Disruption to gas supply and a further increase in the price of fertiliser are of “big concern” amid the Russia-Ukraine conflict, managing director at Grassland Agro, Liam Woulfe has said.

Speaking to Agriland, Woulfe said he cannot forecast prices, however considering the increase in the price of gas “it won’t be downwards anyway, it will be upwards”.

The worry at the moment is whether the invasion of Ukraine will lead to further supply disruption which is key for the next two months in terms of fertiliser purchases, Woulfe stated.

The managing director at Grassland Agro described the situation in terms of fertiliser as a very “challenging” and “tricky” period.

“The pricing issues in the near term will be very firm because the products are very expensive coming in,” he explained.

The Irish Farmers’ Association (IFA) said that the conflict between Russia and Ukraine could seriously affect production costs, energy and fertiliser prices in particular, due to the supply and demand of gas.

Imposed sanctions against Russia including the suspension of Nord Stream 2, a new gas pipeline into the EU, will have “inevitable” consequences for Europe too, the IFA said.

EU figures for 2019 indicate that the EU imports over 40% of natural gas from Russia. Further energy sources dependent on the country include solid fuel (46.7%) and crude oil (26.9%).

Markets have reacted immediately to the conflict with the price of natural gas, after dipping in January, increasing by 34% yesterday and 57% in the last week alone, according to the IFA.

A disruption in gas supply, the IFA added, would cause further price jumps not only felt in electricity prices, but also food and consumer goods.

Imports and exports in Russia

Of most concern from a Russian perspective, the IFA said, is the potential impact on availability and price of key commodities. In 2021, Ireland imported fertilisers from Russia valued at around €134 million.

Russia is the second-largest producer of gas worldwide and the biggest supplier to the EU, a third of which flows through pipelines that cross Ukraine.

Almost half (46.8%) of EU gas was imported from Russia in 2021, according to the IFA which further stated that “a full-blown conflict could disrupt the massive volumes of natural gas that Russia sends to Europe”.

Russia has considerable phosphate rock, potash, oil and gas reserves and is a primary producer of all three of the main commercial fertiliser nutrients – nitrogen (N), phosphorus (P) and potassium (K).

According to the farm organisation, estimates indicate that the country accounts for around 13% of global trade for key fertiliser intermediaries (ammonia, phosphate rock and sulphur) and almost 16% of global trade in the key finished fertilisers.

The country further accounts for the following:

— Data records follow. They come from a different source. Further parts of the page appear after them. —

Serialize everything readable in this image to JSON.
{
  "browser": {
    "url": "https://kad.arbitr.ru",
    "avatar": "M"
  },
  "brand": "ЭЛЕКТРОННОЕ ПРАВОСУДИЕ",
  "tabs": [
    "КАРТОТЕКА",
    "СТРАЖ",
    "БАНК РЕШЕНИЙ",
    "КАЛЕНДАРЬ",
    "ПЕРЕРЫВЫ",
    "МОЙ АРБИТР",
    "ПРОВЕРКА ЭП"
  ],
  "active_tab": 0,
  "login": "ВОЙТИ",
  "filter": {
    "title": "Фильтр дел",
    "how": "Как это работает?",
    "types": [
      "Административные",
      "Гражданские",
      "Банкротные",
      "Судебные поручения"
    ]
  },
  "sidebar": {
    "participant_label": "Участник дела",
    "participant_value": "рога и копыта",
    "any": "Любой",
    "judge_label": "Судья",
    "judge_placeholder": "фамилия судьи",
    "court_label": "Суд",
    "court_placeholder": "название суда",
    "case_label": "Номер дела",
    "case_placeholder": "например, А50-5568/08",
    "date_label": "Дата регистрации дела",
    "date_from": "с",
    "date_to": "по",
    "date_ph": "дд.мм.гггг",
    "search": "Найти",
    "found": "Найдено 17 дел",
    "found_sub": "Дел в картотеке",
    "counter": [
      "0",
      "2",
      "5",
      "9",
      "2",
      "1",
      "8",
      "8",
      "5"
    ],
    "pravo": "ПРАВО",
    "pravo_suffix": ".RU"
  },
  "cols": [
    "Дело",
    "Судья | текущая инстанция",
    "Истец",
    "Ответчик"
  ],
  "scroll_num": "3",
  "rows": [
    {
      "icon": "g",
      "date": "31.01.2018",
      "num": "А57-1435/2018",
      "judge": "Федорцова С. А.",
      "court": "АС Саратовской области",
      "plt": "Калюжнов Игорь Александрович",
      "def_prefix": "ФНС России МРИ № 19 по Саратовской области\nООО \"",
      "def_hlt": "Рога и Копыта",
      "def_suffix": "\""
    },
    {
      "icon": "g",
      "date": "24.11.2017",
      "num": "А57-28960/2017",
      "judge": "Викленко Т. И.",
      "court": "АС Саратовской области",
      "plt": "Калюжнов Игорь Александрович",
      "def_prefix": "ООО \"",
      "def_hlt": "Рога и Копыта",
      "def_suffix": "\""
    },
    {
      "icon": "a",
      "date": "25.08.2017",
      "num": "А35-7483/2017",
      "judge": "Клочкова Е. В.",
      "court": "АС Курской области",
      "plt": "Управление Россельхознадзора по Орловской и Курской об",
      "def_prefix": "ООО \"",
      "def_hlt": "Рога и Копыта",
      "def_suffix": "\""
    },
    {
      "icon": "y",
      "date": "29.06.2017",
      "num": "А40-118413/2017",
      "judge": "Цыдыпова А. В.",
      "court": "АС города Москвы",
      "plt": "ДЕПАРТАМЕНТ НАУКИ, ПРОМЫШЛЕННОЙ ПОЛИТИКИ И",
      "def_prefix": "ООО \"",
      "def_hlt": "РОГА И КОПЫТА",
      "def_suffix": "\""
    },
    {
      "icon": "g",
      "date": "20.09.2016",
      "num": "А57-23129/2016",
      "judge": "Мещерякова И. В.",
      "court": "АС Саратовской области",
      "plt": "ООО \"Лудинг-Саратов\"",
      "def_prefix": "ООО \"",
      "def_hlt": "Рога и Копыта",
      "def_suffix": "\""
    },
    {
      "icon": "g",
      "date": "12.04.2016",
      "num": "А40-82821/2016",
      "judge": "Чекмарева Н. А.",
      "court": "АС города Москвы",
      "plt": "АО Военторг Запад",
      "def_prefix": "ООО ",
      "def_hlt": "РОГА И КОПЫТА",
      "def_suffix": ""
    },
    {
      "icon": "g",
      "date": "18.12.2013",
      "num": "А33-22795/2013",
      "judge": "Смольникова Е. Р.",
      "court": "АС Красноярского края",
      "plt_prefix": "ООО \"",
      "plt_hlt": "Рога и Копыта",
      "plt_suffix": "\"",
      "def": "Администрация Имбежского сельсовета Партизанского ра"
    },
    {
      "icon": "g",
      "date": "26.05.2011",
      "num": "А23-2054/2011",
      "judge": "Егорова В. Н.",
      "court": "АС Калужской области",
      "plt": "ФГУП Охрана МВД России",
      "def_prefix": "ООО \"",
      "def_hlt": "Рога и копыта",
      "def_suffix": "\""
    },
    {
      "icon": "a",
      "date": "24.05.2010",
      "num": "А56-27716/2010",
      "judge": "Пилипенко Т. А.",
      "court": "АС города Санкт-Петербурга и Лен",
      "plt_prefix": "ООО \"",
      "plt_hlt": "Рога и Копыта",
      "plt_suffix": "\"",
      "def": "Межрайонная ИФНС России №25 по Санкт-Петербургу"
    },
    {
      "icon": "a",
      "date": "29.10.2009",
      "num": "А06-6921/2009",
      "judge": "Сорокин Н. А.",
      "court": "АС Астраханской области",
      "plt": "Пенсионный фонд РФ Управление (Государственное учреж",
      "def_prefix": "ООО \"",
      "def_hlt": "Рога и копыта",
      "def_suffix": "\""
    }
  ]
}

  • 24% of global ammonia exports in 2020;
  • Approximately 40% of global ammonium nitrate trade in 2020;
  • Approx. 13% of global urea trade;
  • Approx. 17% of total global trade in finished phosphate fertilisers (incl. NPK);
  • Approx. 20% of world potash trade with Belarus accounting for another 20% of world trade;
  • Europe accounts for 9% of Russian nitrates exports;
  • Europe accounts for around 30% of Russian phosphate fertiliser exports.

Russia is a key global provider of phosphates, the IFA said, a major exporter of finished phosphate fertiliser, and also the largest global producer and supplier of high-grade igneous phosphate rock.

“Any interruption would have an immediate and significant impact on European fertiliser production,” the IFA has argued.

Ukraine is not a significant global supplier of fertiliser since it has no primary phosphate or potash resources, however it is an important nitrogen producer almost entirely based on imported natural gas, the farm association claims.

Managing director with Grassland Agro, Liam Woulfe concluded that they are on the case “at every minute, night and day at the moment”.